One of the most common scams that preys upon older adults is the gift card scam, yet it is a very easy one to avoid.
What is the scam? In short, an unscrupulous thief will contact an individual and use a variety of tricks to convince that person that there is an emergency. It may be something as austere as saying a grandchild has been kidnapped or arrested or it may be more genial, like needing a last minute gift for a relative.
The scammers do their research. They’ll head to social media to find the names of family members or friends to make it all sound very legit. Being able to add a name into the message makes it all the more convincing: “Hi grandma. This is Johnny on a new phone.”
Whether the scammer tries to convince the target that there is a major emergency or just going with something lighter like needing help purchasing a gift, the criminal will claim that the best way to get things done is for the victim to head to a chain retail store (somewhere like WalMart, Target, or Best Buy), purchase a gift card, and send a photo of the card, along with the pin code that is scratched to reveal on the back, so that they can make sure it looks right.
Moments later, the scammer has used that card for an online purchase and there is no way to recover the money spent.

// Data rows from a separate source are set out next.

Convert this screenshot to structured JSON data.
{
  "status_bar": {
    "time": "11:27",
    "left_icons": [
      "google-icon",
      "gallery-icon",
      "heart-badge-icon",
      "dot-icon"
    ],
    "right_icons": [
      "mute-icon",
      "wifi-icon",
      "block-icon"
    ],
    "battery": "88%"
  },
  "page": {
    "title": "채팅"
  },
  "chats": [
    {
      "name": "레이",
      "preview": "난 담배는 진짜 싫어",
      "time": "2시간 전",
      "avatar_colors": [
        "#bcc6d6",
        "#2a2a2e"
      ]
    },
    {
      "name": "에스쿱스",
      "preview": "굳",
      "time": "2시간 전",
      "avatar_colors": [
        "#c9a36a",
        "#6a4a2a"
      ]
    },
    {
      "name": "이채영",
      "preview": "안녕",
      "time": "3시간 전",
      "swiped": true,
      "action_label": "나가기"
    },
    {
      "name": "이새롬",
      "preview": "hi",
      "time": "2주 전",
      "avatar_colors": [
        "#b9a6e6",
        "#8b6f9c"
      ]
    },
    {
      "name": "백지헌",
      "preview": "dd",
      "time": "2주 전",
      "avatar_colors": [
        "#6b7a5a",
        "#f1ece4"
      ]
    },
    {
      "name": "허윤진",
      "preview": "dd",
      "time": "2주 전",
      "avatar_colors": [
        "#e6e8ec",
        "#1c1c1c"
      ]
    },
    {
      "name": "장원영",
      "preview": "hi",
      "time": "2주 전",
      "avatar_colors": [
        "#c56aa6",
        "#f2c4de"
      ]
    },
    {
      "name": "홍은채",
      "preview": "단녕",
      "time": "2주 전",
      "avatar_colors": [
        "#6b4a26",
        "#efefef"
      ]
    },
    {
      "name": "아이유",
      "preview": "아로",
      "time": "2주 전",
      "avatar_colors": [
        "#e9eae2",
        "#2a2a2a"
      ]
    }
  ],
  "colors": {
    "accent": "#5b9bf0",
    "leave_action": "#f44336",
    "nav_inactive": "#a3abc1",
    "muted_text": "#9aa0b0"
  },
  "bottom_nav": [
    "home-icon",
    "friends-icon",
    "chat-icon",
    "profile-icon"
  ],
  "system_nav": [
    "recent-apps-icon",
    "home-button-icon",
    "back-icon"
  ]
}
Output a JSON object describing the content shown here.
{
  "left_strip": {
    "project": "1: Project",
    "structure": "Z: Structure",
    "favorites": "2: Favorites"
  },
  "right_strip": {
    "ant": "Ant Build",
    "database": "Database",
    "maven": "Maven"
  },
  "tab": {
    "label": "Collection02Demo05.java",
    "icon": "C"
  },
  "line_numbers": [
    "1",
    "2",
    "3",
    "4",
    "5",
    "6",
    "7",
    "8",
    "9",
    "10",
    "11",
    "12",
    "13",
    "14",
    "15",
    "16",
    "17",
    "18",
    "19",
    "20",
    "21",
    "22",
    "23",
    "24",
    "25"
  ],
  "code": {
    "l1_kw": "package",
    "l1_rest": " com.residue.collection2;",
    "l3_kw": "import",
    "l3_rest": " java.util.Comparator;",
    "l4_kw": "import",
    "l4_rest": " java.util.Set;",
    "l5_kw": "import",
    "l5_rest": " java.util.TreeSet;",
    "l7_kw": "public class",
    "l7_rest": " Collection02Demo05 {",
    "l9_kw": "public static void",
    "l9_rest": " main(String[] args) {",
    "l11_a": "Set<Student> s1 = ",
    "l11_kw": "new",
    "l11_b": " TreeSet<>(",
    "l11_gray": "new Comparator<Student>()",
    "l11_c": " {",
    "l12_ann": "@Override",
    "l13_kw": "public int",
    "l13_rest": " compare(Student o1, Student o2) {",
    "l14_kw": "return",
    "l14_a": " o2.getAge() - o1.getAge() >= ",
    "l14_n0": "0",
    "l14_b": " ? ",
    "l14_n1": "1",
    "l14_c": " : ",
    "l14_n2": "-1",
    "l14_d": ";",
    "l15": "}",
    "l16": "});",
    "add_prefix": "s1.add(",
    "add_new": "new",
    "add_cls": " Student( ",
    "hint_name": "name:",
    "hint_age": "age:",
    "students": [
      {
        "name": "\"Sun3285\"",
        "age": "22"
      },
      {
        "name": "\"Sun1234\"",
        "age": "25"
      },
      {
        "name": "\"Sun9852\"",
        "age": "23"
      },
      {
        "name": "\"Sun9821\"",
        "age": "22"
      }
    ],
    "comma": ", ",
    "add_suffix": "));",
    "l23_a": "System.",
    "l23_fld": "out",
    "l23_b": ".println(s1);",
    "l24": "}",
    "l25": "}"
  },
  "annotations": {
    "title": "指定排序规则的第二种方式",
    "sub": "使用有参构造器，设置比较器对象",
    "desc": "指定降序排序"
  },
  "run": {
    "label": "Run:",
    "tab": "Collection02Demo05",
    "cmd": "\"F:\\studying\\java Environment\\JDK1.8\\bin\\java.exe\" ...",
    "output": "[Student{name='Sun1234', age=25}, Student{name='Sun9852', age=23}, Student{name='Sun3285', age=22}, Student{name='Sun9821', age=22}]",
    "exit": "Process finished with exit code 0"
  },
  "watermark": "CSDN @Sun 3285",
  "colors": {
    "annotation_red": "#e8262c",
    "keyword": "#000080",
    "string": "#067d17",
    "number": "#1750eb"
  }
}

When you first think about the gift card scam, it doesn’t really sound that scary. How much could someone possibly lose purchasing gift cards? $50? $200? Nothing life changing…right?
A Real Gift Card Scam Story
This photo from a real life situation tells the story far too well.
Shown in the image above is $69,500 worth of gift cards purchased in just 5 (five!) days by an 81 year old woman in St. Louis in early 2022.
As the story goes, the scammers impersonated the woman’s bank, claiming to be from the fraud department. They proceeded to tell her that the account had been hacked and the she needed to protect her money through an inscription process that involved purchasing $500 gift cards from local retailers.
The scammers started with her checking account – around $5,500 – and then moved onto credit cards as she happened to have one with an advertised “unlimited spending limit”.
Within just 5 days, she was nearly $70,000 in the hole and is continuing to climb her way out with the help of her son who is having a hard time getting any action from the credit card companies.
Again, this sounds a bit like one of those stories that would never happen to you or your parents, but in the first nine months of 2021 alone, nearly 40,000 people reported $148 million stolen using gift cards.
And, according to a study led by AARP, 34% of US adults have been targeted for a gift card scam and of those targeted, nearly a quarter of them have followed through with the purchase.
How Can the Gift Card Scam Be Avoided?
Easy enough: Knowledge is power.
Inform your parents about this scam and let them know that neither you, nor any of their relatives, would ever ask them to purchase a gift card. Let them know that if they get a call or a text message, as serious as the problem seems or as believable the message sounds, if someone asks them to purchase a gift card, they should contact you immediately before heading to the store.
Outside of knowledge, there is also power in numbers.
While banks send spending alerts from time to time, those alerts only go to the bank or credit card account holder and that person is already caught up in the scam.
An app like WayWiser allows those helping care for the older adult monitor their finances as well, putting a circle of protection around the individual who is at risk. Even more so, WayWiser allows users to set specific alerts that are different from what the large, commercial banks and credit unions activate.
Alerts within WayWiser can be set specifically for things like any spend over a certain dollar threshold. While a bank might not care about a $500 gift card, WayWiser would let you know that mom or dad made a large purchase. If it’s nothing important, you can ignore it. If it is suspicious, you can get in the middle and stop things before it his $70,000 in losses.